*** Opening Data records ***

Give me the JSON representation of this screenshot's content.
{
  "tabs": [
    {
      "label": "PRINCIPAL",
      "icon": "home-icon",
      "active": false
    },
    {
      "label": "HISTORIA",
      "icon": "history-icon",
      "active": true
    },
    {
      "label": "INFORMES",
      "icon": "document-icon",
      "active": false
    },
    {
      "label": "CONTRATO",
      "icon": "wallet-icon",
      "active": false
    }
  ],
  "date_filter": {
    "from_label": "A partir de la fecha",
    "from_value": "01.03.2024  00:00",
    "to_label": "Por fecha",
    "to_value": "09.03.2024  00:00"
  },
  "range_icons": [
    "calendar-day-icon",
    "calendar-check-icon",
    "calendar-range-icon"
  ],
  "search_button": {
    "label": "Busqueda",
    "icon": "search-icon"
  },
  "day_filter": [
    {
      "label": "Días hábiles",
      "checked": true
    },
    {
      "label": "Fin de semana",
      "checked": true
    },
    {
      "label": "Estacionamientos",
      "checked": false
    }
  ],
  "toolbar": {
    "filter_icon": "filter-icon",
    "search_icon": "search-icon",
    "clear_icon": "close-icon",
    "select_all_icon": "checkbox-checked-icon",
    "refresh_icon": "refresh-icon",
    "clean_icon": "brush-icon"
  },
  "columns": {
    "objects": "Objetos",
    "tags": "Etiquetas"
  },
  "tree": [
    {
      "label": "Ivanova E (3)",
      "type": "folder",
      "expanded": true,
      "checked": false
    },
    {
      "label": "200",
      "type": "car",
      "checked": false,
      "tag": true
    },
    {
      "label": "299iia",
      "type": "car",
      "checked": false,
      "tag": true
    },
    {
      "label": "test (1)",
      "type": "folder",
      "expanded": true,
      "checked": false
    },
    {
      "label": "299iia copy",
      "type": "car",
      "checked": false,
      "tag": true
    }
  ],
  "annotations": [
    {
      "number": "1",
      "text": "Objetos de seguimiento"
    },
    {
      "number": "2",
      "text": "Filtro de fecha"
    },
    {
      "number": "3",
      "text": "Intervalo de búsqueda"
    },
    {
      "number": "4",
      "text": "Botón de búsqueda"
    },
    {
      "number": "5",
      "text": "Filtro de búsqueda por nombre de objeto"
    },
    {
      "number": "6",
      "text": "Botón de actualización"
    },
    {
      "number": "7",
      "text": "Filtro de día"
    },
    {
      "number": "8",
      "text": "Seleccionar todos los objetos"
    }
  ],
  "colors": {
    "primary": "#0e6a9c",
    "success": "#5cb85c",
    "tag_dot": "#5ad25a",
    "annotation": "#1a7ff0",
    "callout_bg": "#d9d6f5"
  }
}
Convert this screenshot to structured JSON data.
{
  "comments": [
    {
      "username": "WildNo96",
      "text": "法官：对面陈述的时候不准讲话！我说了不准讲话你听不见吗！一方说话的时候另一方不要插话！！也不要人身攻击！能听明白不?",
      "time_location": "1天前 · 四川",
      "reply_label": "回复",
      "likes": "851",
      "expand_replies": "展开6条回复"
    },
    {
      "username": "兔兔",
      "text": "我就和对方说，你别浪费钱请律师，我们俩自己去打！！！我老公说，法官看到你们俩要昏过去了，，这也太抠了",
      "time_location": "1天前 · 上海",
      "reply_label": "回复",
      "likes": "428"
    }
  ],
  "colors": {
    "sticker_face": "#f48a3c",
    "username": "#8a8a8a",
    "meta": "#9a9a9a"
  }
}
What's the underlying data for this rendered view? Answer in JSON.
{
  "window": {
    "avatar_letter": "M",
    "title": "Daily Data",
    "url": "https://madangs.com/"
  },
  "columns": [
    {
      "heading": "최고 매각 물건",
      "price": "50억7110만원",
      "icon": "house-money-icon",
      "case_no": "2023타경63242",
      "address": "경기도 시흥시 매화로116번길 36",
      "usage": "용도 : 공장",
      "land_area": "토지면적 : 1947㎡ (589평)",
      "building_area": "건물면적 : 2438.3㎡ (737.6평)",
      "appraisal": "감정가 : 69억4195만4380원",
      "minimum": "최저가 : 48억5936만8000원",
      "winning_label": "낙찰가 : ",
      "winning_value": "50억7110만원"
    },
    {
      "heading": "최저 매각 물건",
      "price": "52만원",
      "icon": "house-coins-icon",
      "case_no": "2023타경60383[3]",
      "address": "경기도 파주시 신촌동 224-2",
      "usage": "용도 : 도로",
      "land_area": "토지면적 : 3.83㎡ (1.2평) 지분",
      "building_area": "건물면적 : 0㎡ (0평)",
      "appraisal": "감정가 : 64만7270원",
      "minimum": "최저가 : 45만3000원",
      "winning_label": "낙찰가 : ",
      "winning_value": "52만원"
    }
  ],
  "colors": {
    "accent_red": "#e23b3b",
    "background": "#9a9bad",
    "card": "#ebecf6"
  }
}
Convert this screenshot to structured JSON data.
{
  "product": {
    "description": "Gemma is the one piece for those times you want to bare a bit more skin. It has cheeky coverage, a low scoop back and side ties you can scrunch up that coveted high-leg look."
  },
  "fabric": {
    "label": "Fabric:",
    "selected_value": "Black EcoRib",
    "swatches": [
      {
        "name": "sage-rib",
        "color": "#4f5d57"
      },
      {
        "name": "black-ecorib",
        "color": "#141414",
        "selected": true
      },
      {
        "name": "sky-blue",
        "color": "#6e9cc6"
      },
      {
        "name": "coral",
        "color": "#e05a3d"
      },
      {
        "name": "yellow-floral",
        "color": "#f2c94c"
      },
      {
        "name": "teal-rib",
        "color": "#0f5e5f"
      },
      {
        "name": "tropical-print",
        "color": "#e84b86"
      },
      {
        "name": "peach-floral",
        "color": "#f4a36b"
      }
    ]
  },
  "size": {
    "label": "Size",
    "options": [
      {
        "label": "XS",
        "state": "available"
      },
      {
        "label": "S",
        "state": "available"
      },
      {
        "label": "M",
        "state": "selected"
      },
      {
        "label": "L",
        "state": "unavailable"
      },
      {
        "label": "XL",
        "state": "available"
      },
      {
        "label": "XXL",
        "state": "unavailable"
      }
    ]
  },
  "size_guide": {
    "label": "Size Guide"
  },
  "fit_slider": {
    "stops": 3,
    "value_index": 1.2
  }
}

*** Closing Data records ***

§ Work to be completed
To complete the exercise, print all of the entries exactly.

§ Your solution
Give me the JSON representation of this screenshot's content.
{
  "tabs": [
    {
      "label": "PRINCIPAL",
      "icon": "home-icon",
      "active": false
    },
    {
      "label": "HISTORIA",
      "icon": "history-icon",
      "active": true
    },
    {
      "label": "INFORMES",
      "icon": "document-icon",
      "active": false
    },
    {
      "label": "CONTRATO",
      "icon": "wallet-icon",
      "active": false
    }
  ],
  "date_filter": {
    "from_label": "A partir de la fecha",
    "from_value": "01.03.2024  00:00",
    "to_label": "Por fecha",
    "to_value": "09.03.2024  00:00"
  },
  "range_icons": [
    "calendar-day-icon",
    "calendar-check-icon",
    "calendar-range-icon"
  ],
  "search_button": {
    "label": "Busqueda",
    "icon": "search-icon"
  },
  "day_filter": [
    {
      "label": "Días hábiles",
      "checked": true
    },
    {
      "label": "Fin de semana",
      "checked": true
    },
    {
      "label": "Estacionamientos",
      "checked": false
    }
  ],
  "toolbar": {
    "filter_icon": "filter-icon",
    "search_icon": "search-icon",
    "clear_icon": "close-icon",
    "select_all_icon": "checkbox-checked-icon",
    "refresh_icon": "refresh-icon",
    "clean_icon": "brush-icon"
  },
  "columns": {
    "objects": "Objetos",
    "tags": "Etiquetas"
  },
  "tree": [
    {
      "label": "Ivanova E (3)",
      "type": "folder",
      "expanded": true,
      "checked": false
    },
    {
      "label": "200",
      "type": "car",
      "checked": false,
      "tag": true
    },
    {
      "label": "299iia",
      "type": "car",
      "checked": false,
      "tag": true
    },
    {
      "label": "test (1)",
      "type": "folder",
      "expanded": true,
      "checked": false
    },
    {
      "label": "299iia copy",
      "type": "car",
      "checked": false,
      "tag": true
    }
  ],
  "annotations": [
    {
      "number": "1",
      "text": "Objetos de seguimiento"
    },
    {
      "number": "2",
      "text": "Filtro de fecha"
    },
    {
      "number": "3",
      "text": "Intervalo de búsqueda"
    },
    {
      "number": "4",
      "text": "Botón de búsqueda"
    },
    {
      "number": "5",
      "text": "Filtro de búsqueda por nombre de objeto"
    },
    {
      "number": "6",
      "text": "Botón de actualización"
    },
    {
      "number": "7",
      "text": "Filtro de día"
    },
    {
      "number": "8",
      "text": "Seleccionar todos los objetos"
    }
  ],
  "colors": {
    "primary": "#0e6a9c",
    "success": "#5cb85c",
    "tag_dot": "#5ad25a",
    "annotation": "#1a7ff0",
    "callout_bg": "#d9d6f5"
  }
}
Convert this screenshot to structured JSON data.
{
  "comments": [
    {
      "username": "WildNo96",
      "text": "法官：对面陈述的时候不准讲话！我说了不准讲话你听不见吗！一方说话的时候另一方不要插话！！也不要人身攻击！能听明白不?",
      "time_location": "1天前 · 四川",
      "reply_label": "回复",
      "likes": "851",
      "expand_replies": "展开6条回复"
    },
    {
      "username": "兔兔",
      "text": "我就和对方说，你别浪费钱请律师，我们俩自己去打！！！我老公说，法官看到你们俩要昏过去了，，这也太抠了",
      "time_location": "1天前 · 上海",
      "reply_label": "回复",
      "likes": "428"
    }
  ],
  "colors": {
    "sticker_face": "#f48a3c",
    "username": "#8a8a8a",
    "meta": "#9a9a9a"
  }
}
What's the underlying data for this rendered view? Answer in JSON.
{
  "window": {
    "avatar_letter": "M",
    "title": "Daily Data",
    "url": "https://madangs.com/"
  },
  "columns": [
    {
      "heading": "최고 매각 물건",
      "price": "50억7110만원",
      "icon": "house-money-icon",
      "case_no": "2023타경63242",
      "address": "경기도 시흥시 매화로116번길 36",
      "usage": "용도 : 공장",
      "land_area": "토지면적 : 1947㎡ (589평)",
      "building_area": "건물면적 : 2438.3㎡ (737.6평)",
      "appraisal": "감정가 : 69억4195만4380원",
      "minimum": "최저가 : 48억5936만8000원",
      "winning_label": "낙찰가 : ",
      "winning_value": "50억7110만원"
    },
    {
      "heading": "최저 매각 물건",
      "price": "52만원",
      "icon": "house-coins-icon",
      "case_no": "2023타경60383[3]",
      "address": "경기도 파주시 신촌동 224-2",
      "usage": "용도 : 도로",
      "land_area": "토지면적 : 3.83㎡ (1.2평) 지분",
      "building_area": "건물면적 : 0㎡ (0평)",
      "appraisal": "감정가 : 64만7270원",
      "minimum": "최저가 : 45만3000원",
      "winning_label": "낙찰가 : ",
      "winning_value": "52만원"
    }
  ],
  "colors": {
    "accent_red": "#e23b3b",
    "background": "#9a9bad",
    "card": "#ebecf6"
  }
}
Convert this screenshot to structured JSON data.
{
  "product": {
    "description": "Gemma is the one piece for those times you want to bare a bit more skin. It has cheeky coverage, a low scoop back and side ties you can scrunch up that coveted high-leg look."
  },
  "fabric": {
    "label": "Fabric:",
    "selected_value": "Black EcoRib",
    "swatches": [
      {
        "name": "sage-rib",
        "color": "#4f5d57"
      },
      {
        "name": "black-ecorib",
        "color": "#141414",
        "selected": true
      },
      {
        "name": "sky-blue",
        "color": "#6e9cc6"
      },
      {
        "name": "coral",
        "color": "#e05a3d"
      },
      {
        "name": "yellow-floral",
        "color": "#f2c94c"
      },
      {
        "name": "teal-rib",
        "color": "#0f5e5f"
      },
      {
        "name": "tropical-print",
        "color": "#e84b86"
      },
      {
        "name": "peach-floral",
        "color": "#f4a36b"
      }
    ]
  },
  "size": {
    "label": "Size",
    "options": [
      {
        "label": "XS",
        "state": "available"
      },
      {
        "label": "S",
        "state": "available"
      },
      {
        "label": "M",
        "state": "selected"
      },
      {
        "label": "L",
        "state": "unavailable"
      },
      {
        "label": "XL",
        "state": "available"
      },
      {
        "label": "XXL",
        "state": "unavailable"
      }
    ]
  },
  "size_guide": {
    "label": "Size Guide"
  },
  "fit_slider": {
    "stops": 3,
    "value_index": 1.2
  }
}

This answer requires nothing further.